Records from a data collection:

::::::::::

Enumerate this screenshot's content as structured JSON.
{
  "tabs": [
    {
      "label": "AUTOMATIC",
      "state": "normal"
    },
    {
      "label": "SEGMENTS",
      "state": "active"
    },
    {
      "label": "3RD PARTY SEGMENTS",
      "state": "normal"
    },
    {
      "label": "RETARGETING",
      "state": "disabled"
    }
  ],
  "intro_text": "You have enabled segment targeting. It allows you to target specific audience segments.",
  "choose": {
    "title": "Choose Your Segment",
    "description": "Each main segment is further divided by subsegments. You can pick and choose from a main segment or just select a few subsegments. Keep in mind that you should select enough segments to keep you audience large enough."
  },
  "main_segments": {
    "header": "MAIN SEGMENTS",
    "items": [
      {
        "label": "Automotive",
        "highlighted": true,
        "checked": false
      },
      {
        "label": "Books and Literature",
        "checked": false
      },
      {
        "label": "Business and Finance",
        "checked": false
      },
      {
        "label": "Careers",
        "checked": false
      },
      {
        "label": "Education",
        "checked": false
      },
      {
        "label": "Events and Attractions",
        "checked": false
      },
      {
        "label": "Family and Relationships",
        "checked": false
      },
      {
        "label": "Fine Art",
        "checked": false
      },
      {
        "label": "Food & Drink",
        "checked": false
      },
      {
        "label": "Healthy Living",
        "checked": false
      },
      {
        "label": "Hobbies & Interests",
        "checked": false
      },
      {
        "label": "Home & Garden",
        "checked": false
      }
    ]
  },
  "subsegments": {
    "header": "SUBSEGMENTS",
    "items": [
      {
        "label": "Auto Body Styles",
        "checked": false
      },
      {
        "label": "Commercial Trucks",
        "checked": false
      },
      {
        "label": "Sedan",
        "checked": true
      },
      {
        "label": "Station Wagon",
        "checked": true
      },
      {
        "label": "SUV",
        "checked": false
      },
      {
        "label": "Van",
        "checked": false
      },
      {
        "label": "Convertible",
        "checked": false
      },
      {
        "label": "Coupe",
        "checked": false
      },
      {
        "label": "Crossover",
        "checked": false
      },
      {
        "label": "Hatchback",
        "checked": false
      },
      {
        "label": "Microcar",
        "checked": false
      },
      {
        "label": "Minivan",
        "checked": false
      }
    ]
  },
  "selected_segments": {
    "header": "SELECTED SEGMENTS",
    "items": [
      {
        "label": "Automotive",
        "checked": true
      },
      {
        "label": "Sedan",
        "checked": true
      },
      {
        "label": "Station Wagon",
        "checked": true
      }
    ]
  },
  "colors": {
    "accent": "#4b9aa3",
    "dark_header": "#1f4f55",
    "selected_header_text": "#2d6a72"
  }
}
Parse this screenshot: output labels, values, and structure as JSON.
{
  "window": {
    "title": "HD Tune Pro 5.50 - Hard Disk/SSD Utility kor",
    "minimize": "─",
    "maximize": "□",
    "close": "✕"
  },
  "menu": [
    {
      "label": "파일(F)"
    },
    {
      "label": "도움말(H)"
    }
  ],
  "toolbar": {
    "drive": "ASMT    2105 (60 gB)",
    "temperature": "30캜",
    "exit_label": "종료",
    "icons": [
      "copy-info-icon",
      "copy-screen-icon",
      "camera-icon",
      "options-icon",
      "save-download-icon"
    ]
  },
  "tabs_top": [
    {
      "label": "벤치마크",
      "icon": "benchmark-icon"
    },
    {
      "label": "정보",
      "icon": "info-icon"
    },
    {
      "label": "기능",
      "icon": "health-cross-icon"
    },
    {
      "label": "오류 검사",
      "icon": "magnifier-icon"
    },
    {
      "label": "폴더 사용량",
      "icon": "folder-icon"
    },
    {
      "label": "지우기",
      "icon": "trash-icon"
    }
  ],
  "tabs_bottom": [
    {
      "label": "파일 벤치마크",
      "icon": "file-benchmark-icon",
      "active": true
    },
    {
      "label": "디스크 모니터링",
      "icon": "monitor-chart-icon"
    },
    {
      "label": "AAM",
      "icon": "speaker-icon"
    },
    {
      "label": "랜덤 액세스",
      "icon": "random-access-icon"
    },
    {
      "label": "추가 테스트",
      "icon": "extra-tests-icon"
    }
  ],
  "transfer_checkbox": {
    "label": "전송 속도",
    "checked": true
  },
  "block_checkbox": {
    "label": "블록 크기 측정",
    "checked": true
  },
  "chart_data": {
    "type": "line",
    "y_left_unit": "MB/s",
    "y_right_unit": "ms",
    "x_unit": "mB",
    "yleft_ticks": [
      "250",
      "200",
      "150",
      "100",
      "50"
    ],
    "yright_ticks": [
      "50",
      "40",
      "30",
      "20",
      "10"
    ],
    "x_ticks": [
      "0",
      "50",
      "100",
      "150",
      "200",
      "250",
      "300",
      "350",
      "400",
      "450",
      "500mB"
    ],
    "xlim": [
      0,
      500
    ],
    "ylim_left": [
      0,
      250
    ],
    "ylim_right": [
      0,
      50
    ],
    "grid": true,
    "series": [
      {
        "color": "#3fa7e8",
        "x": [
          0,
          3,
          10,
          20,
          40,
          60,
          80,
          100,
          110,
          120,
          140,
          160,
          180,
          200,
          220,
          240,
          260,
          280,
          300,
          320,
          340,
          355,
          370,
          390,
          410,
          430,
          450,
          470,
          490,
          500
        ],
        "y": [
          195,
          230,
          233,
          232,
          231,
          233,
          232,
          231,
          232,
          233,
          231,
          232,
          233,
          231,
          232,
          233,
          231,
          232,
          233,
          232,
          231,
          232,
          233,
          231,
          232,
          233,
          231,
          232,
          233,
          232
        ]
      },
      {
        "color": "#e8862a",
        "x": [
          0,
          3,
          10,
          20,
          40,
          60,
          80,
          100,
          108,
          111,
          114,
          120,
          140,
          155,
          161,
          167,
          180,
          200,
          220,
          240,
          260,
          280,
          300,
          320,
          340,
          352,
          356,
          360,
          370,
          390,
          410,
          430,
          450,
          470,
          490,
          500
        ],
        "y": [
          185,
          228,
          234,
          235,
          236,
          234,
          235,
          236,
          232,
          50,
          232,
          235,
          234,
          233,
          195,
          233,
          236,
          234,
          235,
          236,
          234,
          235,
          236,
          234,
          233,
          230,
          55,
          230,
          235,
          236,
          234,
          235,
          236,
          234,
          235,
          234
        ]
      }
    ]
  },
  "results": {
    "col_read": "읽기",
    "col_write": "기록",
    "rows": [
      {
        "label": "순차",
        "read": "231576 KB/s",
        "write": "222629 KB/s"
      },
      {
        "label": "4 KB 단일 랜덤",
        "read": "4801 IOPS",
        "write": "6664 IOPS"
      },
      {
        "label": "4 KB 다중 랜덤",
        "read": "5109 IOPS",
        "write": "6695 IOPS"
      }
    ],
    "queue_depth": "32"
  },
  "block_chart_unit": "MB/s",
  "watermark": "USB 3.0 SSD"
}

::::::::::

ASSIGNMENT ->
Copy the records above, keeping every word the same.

REPLY ->
Enumerate this screenshot's content as structured JSON.
{
  "tabs": [
    {
      "label": "AUTOMATIC",
      "state": "normal"
    },
    {
      "label": "SEGMENTS",
      "state": "active"
    },
    {
      "label": "3RD PARTY SEGMENTS",
      "state": "normal"
    },
    {
      "label": "RETARGETING",
      "state": "disabled"
    }
  ],
  "intro_text": "You have enabled segment targeting. It allows you to target specific audience segments.",
  "choose": {
    "title": "Choose Your Segment",
    "description": "Each main segment is further divided by subsegments. You can pick and choose from a main segment or just select a few subsegments. Keep in mind that you should select enough segments to keep you audience large enough."
  },
  "main_segments": {
    "header": "MAIN SEGMENTS",
    "items": [
      {
        "label": "Automotive",
        "highlighted": true,
        "checked": false
      },
      {
        "label": "Books and Literature",
        "checked": false
      },
      {
        "label": "Business and Finance",
        "checked": false
      },
      {
        "label": "Careers",
        "checked": false
      },
      {
        "label": "Education",
        "checked": false
      },
      {
        "label": "Events and Attractions",
        "checked": false
      },
      {
        "label": "Family and Relationships",
        "checked": false
      },
      {
        "label": "Fine Art",
        "checked": false
      },
      {
        "label": "Food & Drink",
        "checked": false
      },
      {
        "label": "Healthy Living",
        "checked": false
      },
      {
        "label": "Hobbies & Interests",
        "checked": false
      },
      {
        "label": "Home & Garden",
        "checked": false
      }
    ]
  },
  "subsegments": {
    "header": "SUBSEGMENTS",
    "items": [
      {
        "label": "Auto Body Styles",
        "checked": false
      },
      {
        "label": "Commercial Trucks",
        "checked": false
      },
      {
        "label": "Sedan",
        "checked": true
      },
      {
        "label": "Station Wagon",
        "checked": true
      },
      {
        "label": "SUV",
        "checked": false
      },
      {
        "label": "Van",
        "checked": false
      },
      {
        "label": "Convertible",
        "checked": false
      },
      {
        "label": "Coupe",
        "checked": false
      },
      {
        "label": "Crossover",
        "checked": false
      },
      {
        "label": "Hatchback",
        "checked": false
      },
      {
        "label": "Microcar",
        "checked": false
      },
      {
        "label": "Minivan",
        "checked": false
      }
    ]
  },
  "selected_segments": {
    "header": "SELECTED SEGMENTS",
    "items": [
      {
        "label": "Automotive",
        "checked": true
      },
      {
        "label": "Sedan",
        "checked": true
      },
      {
        "label": "Station Wagon",
        "checked": true
      }
    ]
  },
  "colors": {
    "accent": "#4b9aa3",
    "dark_header": "#1f4f55",
    "selected_header_text": "#2d6a72"
  }
}
Parse this screenshot: output labels, values, and structure as JSON.
{
  "window": {
    "title": "HD Tune Pro 5.50 - Hard Disk/SSD Utility kor",
    "minimize": "─",
    "maximize": "□",
    "close": "✕"
  },
  "menu": [
    {
      "label": "파일(F)"
    },
    {
      "label": "도움말(H)"
    }
  ],
  "toolbar": {
    "drive": "ASMT    2105 (60 gB)",
    "temperature": "30캜",
    "exit_label": "종료",
    "icons": [
      "copy-info-icon",
      "copy-screen-icon",
      "camera-icon",
      "options-icon",
      "save-download-icon"
    ]
  },
  "tabs_top": [
    {
      "label": "벤치마크",
      "icon": "benchmark-icon"
    },
    {
      "label": "정보",
      "icon": "info-icon"
    },
    {
      "label": "기능",
      "icon": "health-cross-icon"
    },
    {
      "label": "오류 검사",
      "icon": "magnifier-icon"
    },
    {
      "label": "폴더 사용량",
      "icon": "folder-icon"
    },
    {
      "label": "지우기",
      "icon": "trash-icon"
    }
  ],
  "tabs_bottom": [
    {
      "label": "파일 벤치마크",
      "icon": "file-benchmark-icon",
      "active": true
    },
    {
      "label": "디스크 모니터링",
      "icon": "monitor-chart-icon"
    },
    {
      "label": "AAM",
      "icon": "speaker-icon"
    },
    {
      "label": "랜덤 액세스",
      "icon": "random-access-icon"
    },
    {
      "label": "추가 테스트",
      "icon": "extra-tests-icon"
    }
  ],
  "transfer_checkbox": {
    "label": "전송 속도",
    "checked": true
  },
  "block_checkbox": {
    "label": "블록 크기 측정",
    "checked": true
  },
  "chart_data": {
    "type": "line",
    "y_left_unit": "MB/s",
    "y_right_unit": "ms",
    "x_unit": "mB",
    "yleft_ticks": [
      "250",
      "200",
      "150",
      "100",
      "50"
    ],
    "yright_ticks": [
      "50",
      "40",
      "30",
      "20",
      "10"
    ],
    "x_ticks": [
      "0",
      "50",
      "100",
      "150",
      "200",
      "250",
      "300",
      "350",
      "400",
      "450",
      "500mB"
    ],
    "xlim": [
      0,
      500
    ],
    "ylim_left": [
      0,
      250
    ],
    "ylim_right": [
      0,
      50
    ],
    "grid": true,
    "series": [
      {
        "color": "#3fa7e8",
        "x": [
          0,
          3,
          10,
          20,
          40,
          60,
          80,
          100,
          110,
          120,
          140,
          160,
          180,
          200,
          220,
          240,
          260,
          280,
          300,
          320,
          340,
          355,
          370,
          390,
          410,
          430,
          450,
          470,
          490,
          500
        ],
        "y": [
          195,
          230,
          233,
          232,
          231,
          233,
          232,
          231,
          232,
          233,
          231,
          232,
          233,
          231,
          232,
          233,
          231,
          232,
          233,
          232,
          231,
          232,
          233,
          231,
          232,
          233,
          231,
          232,
          233,
          232
        ]
      },
      {
        "color": "#e8862a",
        "x": [
          0,
          3,
          10,
          20,
          40,
          60,
          80,
          100,
          108,
          111,
          114,
          120,
          140,
          155,
          161,
          167,
          180,
          200,
          220,
          240,
          260,
          280,
          300,
          320,
          340,
          352,
          356,
          360,
          370,
          390,
          410,
          430,
          450,
          470,
          490,
          500
        ],
        "y": [
          185,
          228,
          234,
          235,
          236,
          234,
          235,
          236,
          232,
          50,
          232,
          235,
          234,
          233,
          195,
          233,
          236,
          234,
          235,
          236,
          234,
          235,
          236,
          234,
          233,
          230,
          55,
          230,
          235,
          236,
          234,
          235,
          236,
          234,
          235,
          234
        ]
      }
    ]
  },
  "results": {
    "col_read": "읽기",
    "col_write": "기록",
    "rows": [
      {
        "label": "순차",
        "read": "231576 KB/s",
        "write": "222629 KB/s"
      },
      {
        "label": "4 KB 단일 랜덤",
        "read": "4801 IOPS",
        "write": "6664 IOPS"
      },
      {
        "label": "4 KB 다중 랜덤",
        "read": "5109 IOPS",
        "write": "6695 IOPS"
      }
    ],
    "queue_depth": "32"
  },
  "block_chart_unit": "MB/s",
  "watermark": "USB 3.0 SSD"
}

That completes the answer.